Records from a dataset:
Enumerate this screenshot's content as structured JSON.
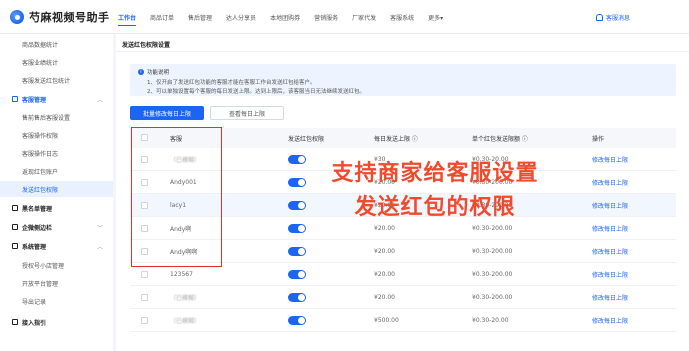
{
  "app": {
    "title": "芍麻视频号助手"
  },
  "nav": {
    "items": [
      "工作台",
      "商品订单",
      "售后管理",
      "达人分享员",
      "本地团购券",
      "营销服务",
      "厂家代发",
      "客服系统",
      "更多▾"
    ],
    "notice": "客服消息"
  },
  "sidebar": {
    "items_top": [
      "商品数据统计",
      "客服业绩统计",
      "客服发送红包统计"
    ],
    "group_kefu": "客服管理",
    "items_kefu": [
      "售前售后客服设置",
      "客服操作权限",
      "客服操作日志",
      "返现红包账户",
      "发送红包权限"
    ],
    "group_blacklist": "黑名单管理",
    "group_enterprise": "企微侧边栏",
    "group_system": "系统管理",
    "items_system": [
      "授权号小店管理",
      "开放平台管理",
      "导出记录"
    ],
    "group_guide": "接入指引"
  },
  "main": {
    "title": "发送红包权限设置",
    "tip": {
      "heading": "功能说明",
      "line1": "1、仅开启了发送红包功能的客服才能在客服工作台发送红包给客户。",
      "line2": "2、可以单独设置每个客服的每日发送上限。达到上限后，该客服当日无法继续发送红包。"
    },
    "btn_batch": "批量修改每日上限",
    "btn_view": "查看每日上限"
  },
  "table": {
    "headers": [
      "客服",
      "发送红包权限",
      "每日发送上限 ⓘ",
      "单个红包发送限额 ⓘ",
      "操作"
    ],
    "rows": [
      {
        "name": "（已模糊）",
        "daily": "¥30",
        "range": "¥0.30-20.00",
        "op": "修改每日上限",
        "blur": true
      },
      {
        "name": "Andy001",
        "daily": "¥20.00",
        "range": "¥0.30-200.00",
        "op": "修改每日上限",
        "blur": false
      },
      {
        "name": "lacy1",
        "daily": "¥20.00",
        "range": "¥0.30-200.00",
        "op": "修改每日上限",
        "blur": false
      },
      {
        "name": "Andy啊",
        "daily": "¥20.00",
        "range": "¥0.30-200.00",
        "op": "修改每日上限",
        "blur": false
      },
      {
        "name": "Andy啊啊",
        "daily": "¥20.00",
        "range": "¥0.30-200.00",
        "op": "修改每日上限",
        "blur": false
      },
      {
        "name": "123567",
        "daily": "¥20.00",
        "range": "¥0.30-200.00",
        "op": "修改每日上限",
        "blur": false
      },
      {
        "name": "（已模糊）",
        "daily": "¥20.00",
        "range": "¥0.30-200.00",
        "op": "修改每日上限",
        "blur": true
      },
      {
        "name": "（已模糊）",
        "daily": "¥500.00",
        "range": "¥0.30-20.00",
        "op": "修改每日上限",
        "blur": true
      }
    ]
  },
  "overlay": {
    "line1": "支持商家给客服设置",
    "line2": "发送红包的权限",
    "color": "#f24a2c"
  },
  "colors": {
    "accent": "#1c64f2",
    "annotation_red": "#e0322a"
  }
}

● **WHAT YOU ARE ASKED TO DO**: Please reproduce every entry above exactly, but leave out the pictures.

● **WRITTEN REPLY**:
Enumerate this screenshot's content as structured JSON.
{
  "app": {
    "title": "芍麻视频号助手"
  },
  "nav": {
    "items": [
      "工作台",
      "商品订单",
      "售后管理",
      "达人分享员",
      "本地团购券",
      "营销服务",
      "厂家代发",
      "客服系统",
      "更多▾"
    ],
    "notice": "客服消息"
  },
  "sidebar": {
    "items_top": [
      "商品数据统计",
      "客服业绩统计",
      "客服发送红包统计"
    ],
    "group_kefu": "客服管理",
    "items_kefu": [
      "售前售后客服设置",
      "客服操作权限",
      "客服操作日志",
      "返现红包账户",
      "发送红包权限"
    ],
    "group_blacklist": "黑名单管理",
    "group_enterprise": "企微侧边栏",
    "group_system": "系统管理",
    "items_system": [
      "授权号小店管理",
      "开放平台管理",
      "导出记录"
    ],
    "group_guide": "接入指引"
  },
  "main": {
    "title": "发送红包权限设置",
    "tip": {
      "heading": "功能说明",
      "line1": "1、仅开启了发送红包功能的客服才能在客服工作台发送红包给客户。",
      "line2": "2、可以单独设置每个客服的每日发送上限。达到上限后，该客服当日无法继续发送红包。"
    },
    "btn_batch": "批量修改每日上限",
    "btn_view": "查看每日上限"
  },
  "table": {
    "headers": [
      "客服",
      "发送红包权限",
      "每日发送上限 ⓘ",
      "单个红包发送限额 ⓘ",
      "操作"
    ],
    "rows": [
      {
        "name": "（已模糊）",
        "daily": "¥30",
        "range": "¥0.30-20.00",
        "op": "修改每日上限",
        "blur": true
      },
      {
        "name": "Andy001",
        "daily": "¥20.00",
        "range": "¥0.30-200.00",
        "op": "修改每日上限",
        "blur": false
      },
      {
        "name": "lacy1",
        "daily": "¥20.00",
        "range": "¥0.30-200.00",
        "op": "修改每日上限",
        "blur": false
      },
      {
        "name": "Andy啊",
        "daily": "¥20.00",
        "range": "¥0.30-200.00",
        "op": "修改每日上限",
        "blur": false
      },
      {
        "name": "Andy啊啊",
        "daily": "¥20.00",
        "range": "¥0.30-200.00",
        "op": "修改每日上限",
        "blur": false
      },
      {
        "name": "123567",
        "daily": "¥20.00",
        "range": "¥0.30-200.00",
        "op": "修改每日上限",
        "blur": false
      },
      {
        "name": "（已模糊）",
        "daily": "¥20.00",
        "range": "¥0.30-200.00",
        "op": "修改每日上限",
        "blur": true
      },
      {
        "name": "（已模糊）",
        "daily": "¥500.00",
        "range": "¥0.30-20.00",
        "op": "修改每日上限",
        "blur": true
      }
    ]
  },
  "overlay": {
    "line1": "支持商家给客服设置",
    "line2": "发送红包的权限",
    "color": "#f24a2c"
  },
  "colors": {
    "accent": "#1c64f2",
    "annotation_red": "#e0322a"
  }
}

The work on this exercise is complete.